*** Begin section ***
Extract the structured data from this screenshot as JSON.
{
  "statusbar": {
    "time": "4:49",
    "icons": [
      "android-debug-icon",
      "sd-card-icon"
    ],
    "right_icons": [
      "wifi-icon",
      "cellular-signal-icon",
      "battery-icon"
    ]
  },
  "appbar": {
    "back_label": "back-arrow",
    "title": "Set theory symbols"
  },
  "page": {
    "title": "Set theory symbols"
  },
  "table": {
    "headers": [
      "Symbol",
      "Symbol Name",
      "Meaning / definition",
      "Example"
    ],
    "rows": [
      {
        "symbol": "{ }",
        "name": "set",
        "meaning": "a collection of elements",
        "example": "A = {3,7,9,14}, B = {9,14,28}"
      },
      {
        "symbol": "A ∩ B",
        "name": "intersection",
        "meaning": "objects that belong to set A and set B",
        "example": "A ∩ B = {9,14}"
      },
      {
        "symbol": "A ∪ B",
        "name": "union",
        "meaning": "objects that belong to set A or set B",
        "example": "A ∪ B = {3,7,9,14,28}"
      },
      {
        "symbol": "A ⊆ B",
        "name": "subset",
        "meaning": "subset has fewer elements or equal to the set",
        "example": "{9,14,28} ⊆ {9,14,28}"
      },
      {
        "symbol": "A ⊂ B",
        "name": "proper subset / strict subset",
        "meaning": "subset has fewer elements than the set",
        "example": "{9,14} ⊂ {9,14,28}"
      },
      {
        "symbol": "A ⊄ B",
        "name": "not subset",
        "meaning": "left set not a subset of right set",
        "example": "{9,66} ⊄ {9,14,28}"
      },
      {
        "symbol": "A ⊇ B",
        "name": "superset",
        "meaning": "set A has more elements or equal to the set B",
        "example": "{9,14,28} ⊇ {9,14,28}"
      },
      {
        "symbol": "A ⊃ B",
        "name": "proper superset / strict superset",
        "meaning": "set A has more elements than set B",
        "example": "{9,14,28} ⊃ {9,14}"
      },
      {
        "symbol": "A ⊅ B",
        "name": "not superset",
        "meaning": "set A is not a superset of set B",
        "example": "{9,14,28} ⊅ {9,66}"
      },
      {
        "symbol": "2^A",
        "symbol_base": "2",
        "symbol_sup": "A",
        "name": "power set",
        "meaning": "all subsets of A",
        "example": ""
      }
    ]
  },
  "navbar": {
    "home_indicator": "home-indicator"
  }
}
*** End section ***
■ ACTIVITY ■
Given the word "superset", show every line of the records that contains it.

■ ANSWER BELOW ■
        "name": "superset",
        "name": "proper superset / strict superset",
        "name": "not superset",
        "meaning": "set A is not a superset of set B",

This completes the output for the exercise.